I recently bought the entry-level Specialized Turbo Levo in carbon. It was that sale price that got me. $5,000 for an eMTB seemed like a reasonable amount. For someone on the fence, how could you say no? With post-pandemic overstock levels, they’ve been on sale this summer, and given how expensive e-bikes are, it’s unlikely discounts of this level will come around again. (turns out I was very wrong in regards to this build kit)
Unfortunately, I find myself wishing I had spent a bit more and selected the Turbo Levo Comp Carbon.
$5,000 for a carbon Turbo Levo? Sold…
The Specialized Turbo Levo S-Works eMTB sells for over $15,000. That is a lot of money for a bicycle, motorized or not. There is no way I would personally ever spend that much on a single bicycle. I’d rather have a garage full of less expensive bikes.
At $5,100, there was finally a Carbon Turbo Levo at the price I was willing to pay, and I was ready to pull the trigger. In hindsight though, I should have spent a bit more time considering the next model in the lineup, the Turbo Levo Comp Carbon, (a bike I’ve ridden, as my brother owns one) which was also on sale (from $9,000) for $6,749.
Alternatively, the Turbo Levo Comp Carbon in alloy would have been a more affordable option. But… carbon.
The parts it came equipped with in to meet the lower retail price are lackluster. That was expected, and I planned to replace them all. The regrets come from the two components that aren’t so easy to replace — the TCU and the battery.
Turbo Levo Carbon vs Turbo Levo Carbon Comp — Buyer’s Remorse is real
I could have taken home the Turbo Levo Comp Carbon for another $1,650. Though it was the $5k price tag that convinced me it was finally the time to buy, I wish I had spent a bit more time considering my options.
The most important upgrades from the base Turbo Levo Carbon are the TCU unit and a 700 Wh battery, (from the 500 Wh battery) which appear to be carry-over components from the generation 2 Levo.
Buying the 700 Wh Turbo Levo Gen 3 battery pack sells for $1,299. The MasterMind TCU would cost you even more. IF you could upgrade to it, which from my understanding, would require also replacing a host of other wiring components – basically everyone I’ve asked about it, saidDon’t’t do it.”

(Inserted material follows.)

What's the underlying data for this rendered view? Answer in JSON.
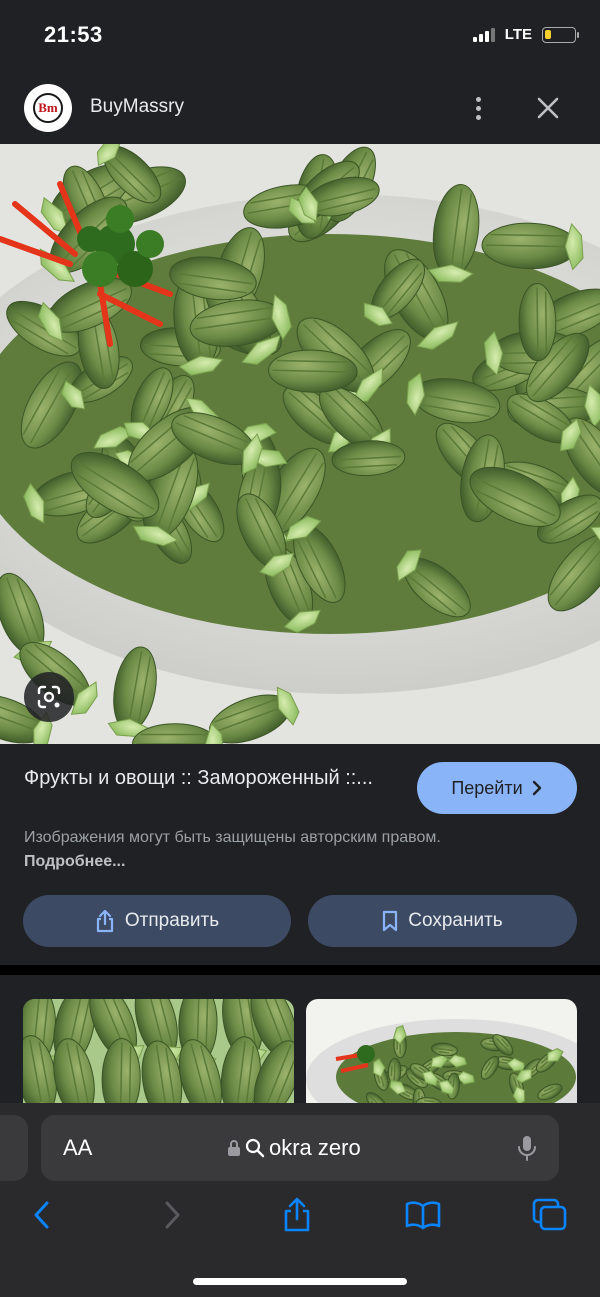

It’s not that bad
On the bright side, having been on long all-day rides with my brother astride his Turbo Levo Comp, there’s no perceptible performance difference between the two TCU units other than I don’t have the bells and whistles. I don’t get a speedometer, (which I miss from my Norco Sight VLT) but I could always add an aftermarket unit.
The big differences between the two models on the trail come down to the 500 Wh battery vs the 700. On a big ride, I need to pay attention to how much I’m using boost mode and work a bit harder in order to end the ride with the same amount of power.

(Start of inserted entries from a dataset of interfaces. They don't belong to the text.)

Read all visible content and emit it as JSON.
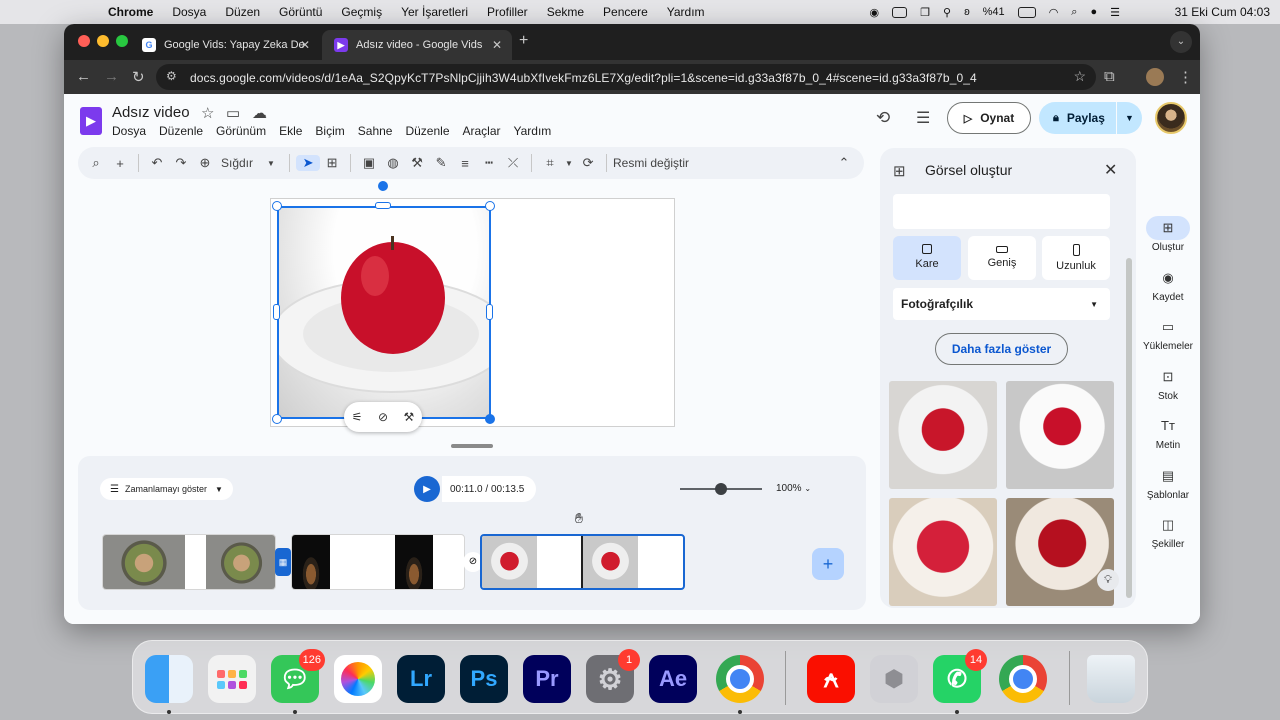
{
  "menubar": {
    "apple": "",
    "items": [
      "Chrome",
      "Dosya",
      "Düzen",
      "Görüntü",
      "Geçmiş",
      "Yer İşaretleri",
      "Profiller",
      "Sekme",
      "Pencere",
      "Yardım"
    ],
    "battery": "%41",
    "clock": "31 Eki Cum  04:03"
  },
  "browser": {
    "tabs": [
      {
        "title": "Google Vids: Yapay Zeka Des",
        "active": false
      },
      {
        "title": "Adsız video - Google Vids",
        "active": true
      }
    ],
    "url": "docs.google.com/videos/d/1eAa_S2QpyKcT7PsNlpCjjih3W4ubXfIvekFmz6LE7Xg/edit?pli=1&scene=id.g33a3f87b_0_4#scene=id.g33a3f87b_0_4"
  },
  "app": {
    "title": "Adsız video",
    "menu": [
      "Dosya",
      "Düzenle",
      "Görünüm",
      "Ekle",
      "Biçim",
      "Sahne",
      "Düzenle",
      "Araçlar",
      "Yardım"
    ],
    "play_label": "Oynat",
    "share_label": "Paylaş"
  },
  "toolbar": {
    "zoom_label": "Sığdır",
    "replace_image_label": "Resmi değiştir"
  },
  "timeline": {
    "show_timing_label": "Zamanlamayı göster",
    "timecode": "00:11.0 / 00:13.5",
    "zoom_percent": "100%",
    "zoom_level": 0.5
  },
  "panel": {
    "title": "Görsel oluştur",
    "shapes": [
      {
        "label": "Kare",
        "selected": true
      },
      {
        "label": "Geniş",
        "selected": false
      },
      {
        "label": "Uzunluk",
        "selected": false
      }
    ],
    "style_value": "Fotoğrafçılık",
    "more_label": "Daha fazla göster"
  },
  "rail": [
    {
      "label": "Oluştur",
      "icon": "create-image-icon",
      "selected": true
    },
    {
      "label": "Kaydet",
      "icon": "record-icon",
      "selected": false
    },
    {
      "label": "Yüklemeler",
      "icon": "folder-icon",
      "selected": false
    },
    {
      "label": "Stok",
      "icon": "stock-icon",
      "selected": false
    },
    {
      "label": "Metin",
      "icon": "text-icon",
      "selected": false
    },
    {
      "label": "Şablonlar",
      "icon": "template-icon",
      "selected": false
    },
    {
      "label": "Şekiller",
      "icon": "shapes-icon",
      "selected": false
    }
  ],
  "dock": {
    "messages_badge": "126",
    "settings_badge": "1",
    "whatsapp_badge": "14",
    "lr": "Lr",
    "ps": "Ps",
    "pr": "Pr",
    "ae": "Ae"
  },
  "colors": {
    "accent": "#1a73e8",
    "share_bg": "#c2e7ff",
    "vids_logo": "#7c3aed"
  }
}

Ironically, my brother and I were recently leading an e-bike ride on ATCA at MBO (we’re Ride Guides for MBO) with several riders who were on demo eMTBs from a competing brand. Even with my 500Wh battery, I made it back to camp with a bar to spare. My brother on his comp carbon with the 700Wh had about the same but had been enjoying boost mode far more often. Two of the riders astride the other brand ran out of battery; we did not.
So while I’m feeling a bit of buyer’s remorse, (I’m still paying down the bike as I financed it) I’m glad I have the bike — after I replaced well, everything —it’s super fun to ride. And I probably wouldn’t have pulled the trigger for a seven thousand + dollar e-bike, as I still have sticker shock with that number.